The typical way to value such payments is to think about it from an investment standpoint. Meaning, how much would I pay for an annuity (which is just a fixed series of payments) with some interest rate
r that paid
P dollars for
The rate of return can be either a "risk-free" rate of return like you'd get from a savings account, or if you want to compare it to what you'd make investing the money yourself with a little more risk, use a higher number. 5% is a fairly conservative rate to use if you take a moderate amount of risk.
So, given that, let's say you live for 20 years after age 62. The value of that investment at age 62 would be
PV = P/r * (1- (1+r)^(-n))
25k/.05 * (1- (1.05^-20)) ~= 250k
But that's the value at age 62. What's the value now? To get that you'd discount that value back to the present, which means using a similar formula with n being the number of years between now and when you turn 62. Let's say that's 25 years:
PV = FV*(1+r)^(-n)
= 250k * (1.05)^(-25) ~= 74k

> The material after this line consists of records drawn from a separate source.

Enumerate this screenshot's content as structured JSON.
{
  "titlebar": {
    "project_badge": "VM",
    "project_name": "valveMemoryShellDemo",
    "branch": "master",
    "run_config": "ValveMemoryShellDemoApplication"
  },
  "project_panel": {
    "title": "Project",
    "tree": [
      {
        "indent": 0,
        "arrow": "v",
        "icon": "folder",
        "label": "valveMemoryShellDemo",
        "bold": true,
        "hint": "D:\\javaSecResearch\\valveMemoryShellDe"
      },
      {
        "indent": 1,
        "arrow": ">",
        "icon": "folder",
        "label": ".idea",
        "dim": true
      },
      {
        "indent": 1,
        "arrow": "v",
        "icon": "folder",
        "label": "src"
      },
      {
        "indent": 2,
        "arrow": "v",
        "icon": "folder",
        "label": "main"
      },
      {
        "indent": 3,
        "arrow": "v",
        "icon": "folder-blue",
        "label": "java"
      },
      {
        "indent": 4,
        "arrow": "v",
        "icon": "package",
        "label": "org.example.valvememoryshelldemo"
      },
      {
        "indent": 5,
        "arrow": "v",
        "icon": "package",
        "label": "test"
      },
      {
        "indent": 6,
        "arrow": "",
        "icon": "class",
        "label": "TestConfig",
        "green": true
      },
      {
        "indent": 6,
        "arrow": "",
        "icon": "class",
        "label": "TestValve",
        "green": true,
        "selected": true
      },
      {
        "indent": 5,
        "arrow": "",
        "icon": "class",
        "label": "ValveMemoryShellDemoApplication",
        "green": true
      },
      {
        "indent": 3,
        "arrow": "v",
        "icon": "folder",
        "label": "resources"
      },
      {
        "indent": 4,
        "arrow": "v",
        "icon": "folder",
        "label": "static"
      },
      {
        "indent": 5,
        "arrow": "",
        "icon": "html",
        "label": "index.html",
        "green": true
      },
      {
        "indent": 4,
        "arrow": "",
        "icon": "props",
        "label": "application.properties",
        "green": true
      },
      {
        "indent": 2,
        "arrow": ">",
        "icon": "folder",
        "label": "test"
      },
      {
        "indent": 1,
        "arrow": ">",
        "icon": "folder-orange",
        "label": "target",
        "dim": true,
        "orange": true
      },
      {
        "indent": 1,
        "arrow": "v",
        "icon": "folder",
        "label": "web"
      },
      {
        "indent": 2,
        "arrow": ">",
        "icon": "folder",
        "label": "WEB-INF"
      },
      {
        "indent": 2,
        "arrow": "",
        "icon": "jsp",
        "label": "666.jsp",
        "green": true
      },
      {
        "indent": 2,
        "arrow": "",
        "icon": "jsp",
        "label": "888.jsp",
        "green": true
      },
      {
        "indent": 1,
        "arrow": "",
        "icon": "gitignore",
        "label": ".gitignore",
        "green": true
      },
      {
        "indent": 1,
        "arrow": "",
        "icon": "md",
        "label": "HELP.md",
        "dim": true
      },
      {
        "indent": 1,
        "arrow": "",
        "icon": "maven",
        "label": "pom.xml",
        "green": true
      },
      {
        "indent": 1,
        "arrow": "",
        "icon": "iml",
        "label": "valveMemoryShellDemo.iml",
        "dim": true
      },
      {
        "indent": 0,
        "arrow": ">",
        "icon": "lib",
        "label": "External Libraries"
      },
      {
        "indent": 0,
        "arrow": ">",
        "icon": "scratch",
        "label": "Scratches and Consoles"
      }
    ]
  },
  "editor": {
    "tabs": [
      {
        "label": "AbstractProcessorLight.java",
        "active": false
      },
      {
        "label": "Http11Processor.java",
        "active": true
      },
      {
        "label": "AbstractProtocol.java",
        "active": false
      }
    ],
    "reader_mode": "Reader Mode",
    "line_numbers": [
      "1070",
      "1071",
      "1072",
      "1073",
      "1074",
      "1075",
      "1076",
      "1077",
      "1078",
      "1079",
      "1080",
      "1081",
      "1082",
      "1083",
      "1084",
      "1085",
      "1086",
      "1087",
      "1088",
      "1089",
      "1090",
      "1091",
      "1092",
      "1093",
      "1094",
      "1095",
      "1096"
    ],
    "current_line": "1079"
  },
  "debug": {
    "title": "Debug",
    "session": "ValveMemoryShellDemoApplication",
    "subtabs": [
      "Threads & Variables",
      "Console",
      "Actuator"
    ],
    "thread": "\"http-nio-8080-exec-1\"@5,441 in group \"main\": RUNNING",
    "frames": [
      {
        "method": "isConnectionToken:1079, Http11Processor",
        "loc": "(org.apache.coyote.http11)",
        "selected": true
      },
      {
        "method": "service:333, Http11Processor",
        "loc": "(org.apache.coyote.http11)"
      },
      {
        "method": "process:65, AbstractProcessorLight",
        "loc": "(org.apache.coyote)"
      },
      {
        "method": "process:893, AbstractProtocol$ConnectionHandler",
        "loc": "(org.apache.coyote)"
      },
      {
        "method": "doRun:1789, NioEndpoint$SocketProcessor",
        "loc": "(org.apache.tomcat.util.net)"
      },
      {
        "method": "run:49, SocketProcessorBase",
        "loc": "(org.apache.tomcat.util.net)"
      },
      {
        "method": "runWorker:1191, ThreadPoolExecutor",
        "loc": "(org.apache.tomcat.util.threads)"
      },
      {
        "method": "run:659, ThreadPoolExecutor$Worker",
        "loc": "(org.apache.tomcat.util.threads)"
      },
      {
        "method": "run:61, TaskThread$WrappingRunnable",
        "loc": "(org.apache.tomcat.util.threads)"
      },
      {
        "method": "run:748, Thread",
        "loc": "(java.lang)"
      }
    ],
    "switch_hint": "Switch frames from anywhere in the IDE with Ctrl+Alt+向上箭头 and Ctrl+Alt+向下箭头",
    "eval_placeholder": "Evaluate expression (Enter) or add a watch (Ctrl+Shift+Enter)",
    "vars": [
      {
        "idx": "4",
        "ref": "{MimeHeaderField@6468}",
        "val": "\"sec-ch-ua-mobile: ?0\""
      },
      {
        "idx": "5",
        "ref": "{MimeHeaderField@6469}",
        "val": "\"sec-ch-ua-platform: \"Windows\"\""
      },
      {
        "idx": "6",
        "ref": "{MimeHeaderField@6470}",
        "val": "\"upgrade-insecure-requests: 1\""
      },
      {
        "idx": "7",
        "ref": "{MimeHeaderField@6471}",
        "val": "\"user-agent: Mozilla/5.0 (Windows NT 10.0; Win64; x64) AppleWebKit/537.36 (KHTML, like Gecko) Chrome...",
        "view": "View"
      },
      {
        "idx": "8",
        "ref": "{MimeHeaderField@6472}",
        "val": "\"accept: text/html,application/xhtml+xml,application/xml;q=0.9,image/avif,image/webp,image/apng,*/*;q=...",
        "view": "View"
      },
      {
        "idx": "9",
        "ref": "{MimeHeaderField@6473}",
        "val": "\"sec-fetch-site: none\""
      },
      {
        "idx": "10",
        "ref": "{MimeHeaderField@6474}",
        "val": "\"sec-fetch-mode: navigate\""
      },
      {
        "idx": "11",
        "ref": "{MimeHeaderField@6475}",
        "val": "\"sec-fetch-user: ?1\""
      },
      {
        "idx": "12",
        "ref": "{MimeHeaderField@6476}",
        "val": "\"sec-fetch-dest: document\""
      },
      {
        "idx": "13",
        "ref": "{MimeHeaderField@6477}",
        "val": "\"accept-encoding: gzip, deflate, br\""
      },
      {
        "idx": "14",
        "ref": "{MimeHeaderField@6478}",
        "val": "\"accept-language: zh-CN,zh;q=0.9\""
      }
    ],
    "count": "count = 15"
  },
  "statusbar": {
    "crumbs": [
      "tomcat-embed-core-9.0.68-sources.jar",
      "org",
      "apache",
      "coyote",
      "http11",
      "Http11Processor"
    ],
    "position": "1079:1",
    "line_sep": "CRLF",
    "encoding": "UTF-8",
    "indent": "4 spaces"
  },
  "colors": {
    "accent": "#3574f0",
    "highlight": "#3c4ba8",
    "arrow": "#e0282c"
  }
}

That is analogous to saying if you had 74k now, you could invest it at 5% per year for 25 years, and have enough money (still earning 5%) to pay you 25k for another 20 years.
The discount rate and longevity are significant variables here. With a 10% discount rate, the present value actually drops to 39k (since you don't need to invest as much now to get to the annuity value), and if you plan to live longer than 82 the value goes up since it obviously will pay out more.